A limited liability company can be a good option for families who want to hold on to legacy properties.

Q: What happens if there is no plan in place before a homeowner passes? What happens to the home?

A: Under Washington State law, the estate would be split equally among the surviving heirs, but getting to that point of resolution takes considerably longer and can be more expensive if there is no will or plan in place. With a will, we know exactly what the deceased person wanted and know exactly how that’s going to happen. Without a will, the court/state law has to fill in many gaps, which takes more time and costs the estate more money to resolve. It’s not a “nightmare” in most cases, but it can be frustrating without a will.

Q: Any advice for children who want to retain their parents’ home?

A: Communicate, communicate, communicate. Although talking to your parents about what will happen when they pass on can sometimes feel uncomfortable, having open conversations with them now will alleviate potential headaches down the road. Ask them if they have a will — more than 60% of people don’t — ask them their wishes, and find out who their power of attorney is (it could unknowingly be you!). It’s important that this stuff is done when people are healthy because, if they become incapacitated, they will be unable to legally make these important decisions.

Alison Paoli is a real estate broker with Properties NW in Gig Harbor. Her longtime love of real estate includes her integral role in helping build Zillow from the ground up, to years working closely with economists and analysts investigating the real estate collapse and recovery in the US. As a Gig Harbor resident for a decade now, she loves sharing local insider tips with newcomers and equips all her clients with hard data that helps empower well-informed real estate decisions.
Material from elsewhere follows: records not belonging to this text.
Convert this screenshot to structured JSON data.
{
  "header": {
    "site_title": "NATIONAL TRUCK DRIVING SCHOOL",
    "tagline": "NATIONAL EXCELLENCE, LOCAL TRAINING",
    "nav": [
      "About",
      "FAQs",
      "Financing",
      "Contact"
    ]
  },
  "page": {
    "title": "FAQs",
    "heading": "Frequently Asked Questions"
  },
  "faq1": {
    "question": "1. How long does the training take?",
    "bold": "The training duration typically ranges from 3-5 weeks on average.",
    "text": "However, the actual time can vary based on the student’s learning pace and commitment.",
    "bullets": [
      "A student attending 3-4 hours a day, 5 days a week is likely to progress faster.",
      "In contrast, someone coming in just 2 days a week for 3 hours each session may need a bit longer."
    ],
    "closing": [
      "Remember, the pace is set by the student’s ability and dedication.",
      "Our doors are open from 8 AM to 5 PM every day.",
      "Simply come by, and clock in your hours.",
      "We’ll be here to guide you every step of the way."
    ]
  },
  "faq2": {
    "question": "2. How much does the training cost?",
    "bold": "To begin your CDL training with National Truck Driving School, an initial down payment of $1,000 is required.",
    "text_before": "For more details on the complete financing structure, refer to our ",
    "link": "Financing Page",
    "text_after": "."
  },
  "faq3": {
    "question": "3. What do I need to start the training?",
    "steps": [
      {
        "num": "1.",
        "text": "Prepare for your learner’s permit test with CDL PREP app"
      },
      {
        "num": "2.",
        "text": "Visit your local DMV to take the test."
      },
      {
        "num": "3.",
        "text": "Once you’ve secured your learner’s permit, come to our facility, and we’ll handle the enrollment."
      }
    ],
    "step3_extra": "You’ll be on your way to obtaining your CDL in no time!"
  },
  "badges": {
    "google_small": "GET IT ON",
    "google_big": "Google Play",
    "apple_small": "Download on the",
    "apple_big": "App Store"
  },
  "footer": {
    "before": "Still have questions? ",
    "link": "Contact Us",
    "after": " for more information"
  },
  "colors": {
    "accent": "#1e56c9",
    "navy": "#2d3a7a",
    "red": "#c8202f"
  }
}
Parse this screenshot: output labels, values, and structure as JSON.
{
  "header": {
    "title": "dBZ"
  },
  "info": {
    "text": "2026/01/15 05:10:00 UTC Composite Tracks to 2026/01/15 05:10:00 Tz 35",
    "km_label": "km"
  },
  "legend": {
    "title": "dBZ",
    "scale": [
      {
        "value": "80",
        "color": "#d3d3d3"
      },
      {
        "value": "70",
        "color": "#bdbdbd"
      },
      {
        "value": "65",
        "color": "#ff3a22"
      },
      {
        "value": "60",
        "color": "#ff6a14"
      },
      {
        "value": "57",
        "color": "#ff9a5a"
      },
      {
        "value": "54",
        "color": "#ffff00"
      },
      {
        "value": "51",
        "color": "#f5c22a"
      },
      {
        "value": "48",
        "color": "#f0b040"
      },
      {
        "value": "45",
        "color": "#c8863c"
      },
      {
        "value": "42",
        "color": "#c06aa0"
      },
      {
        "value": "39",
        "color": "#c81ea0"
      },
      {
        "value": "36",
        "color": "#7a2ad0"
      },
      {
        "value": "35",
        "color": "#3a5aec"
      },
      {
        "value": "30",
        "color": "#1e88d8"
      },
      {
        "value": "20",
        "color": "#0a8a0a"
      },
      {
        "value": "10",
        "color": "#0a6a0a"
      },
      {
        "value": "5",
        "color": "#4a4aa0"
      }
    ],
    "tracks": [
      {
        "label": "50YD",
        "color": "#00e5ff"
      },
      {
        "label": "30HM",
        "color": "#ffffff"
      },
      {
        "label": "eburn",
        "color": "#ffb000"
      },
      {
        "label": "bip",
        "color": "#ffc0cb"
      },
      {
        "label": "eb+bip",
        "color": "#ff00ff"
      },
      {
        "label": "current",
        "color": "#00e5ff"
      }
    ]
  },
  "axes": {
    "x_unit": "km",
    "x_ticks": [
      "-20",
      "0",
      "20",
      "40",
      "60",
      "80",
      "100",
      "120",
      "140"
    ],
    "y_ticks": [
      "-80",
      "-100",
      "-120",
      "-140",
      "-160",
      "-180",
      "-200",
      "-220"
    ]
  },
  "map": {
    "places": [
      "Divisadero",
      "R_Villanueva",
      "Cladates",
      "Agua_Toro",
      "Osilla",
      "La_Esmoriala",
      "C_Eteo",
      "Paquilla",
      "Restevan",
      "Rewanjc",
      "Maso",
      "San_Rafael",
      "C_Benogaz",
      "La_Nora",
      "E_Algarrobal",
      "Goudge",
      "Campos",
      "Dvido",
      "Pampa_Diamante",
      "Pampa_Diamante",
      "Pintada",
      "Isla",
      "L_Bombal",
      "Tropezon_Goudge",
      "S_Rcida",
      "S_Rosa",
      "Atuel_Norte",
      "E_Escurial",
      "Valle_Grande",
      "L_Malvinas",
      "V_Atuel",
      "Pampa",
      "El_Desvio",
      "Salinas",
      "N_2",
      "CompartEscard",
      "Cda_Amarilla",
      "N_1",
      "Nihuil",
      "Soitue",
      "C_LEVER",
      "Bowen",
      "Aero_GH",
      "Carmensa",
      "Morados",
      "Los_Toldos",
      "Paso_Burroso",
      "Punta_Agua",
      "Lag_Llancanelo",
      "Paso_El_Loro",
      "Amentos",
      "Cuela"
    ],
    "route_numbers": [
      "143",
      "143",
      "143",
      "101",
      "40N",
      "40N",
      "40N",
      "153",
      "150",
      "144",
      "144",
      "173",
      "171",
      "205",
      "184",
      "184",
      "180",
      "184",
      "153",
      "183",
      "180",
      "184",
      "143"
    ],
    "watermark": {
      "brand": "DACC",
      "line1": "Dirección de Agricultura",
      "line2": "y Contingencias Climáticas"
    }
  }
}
Super energetic, Alison’s a mom, wife, and local community volunteer, raising three girls active in athletics and arts.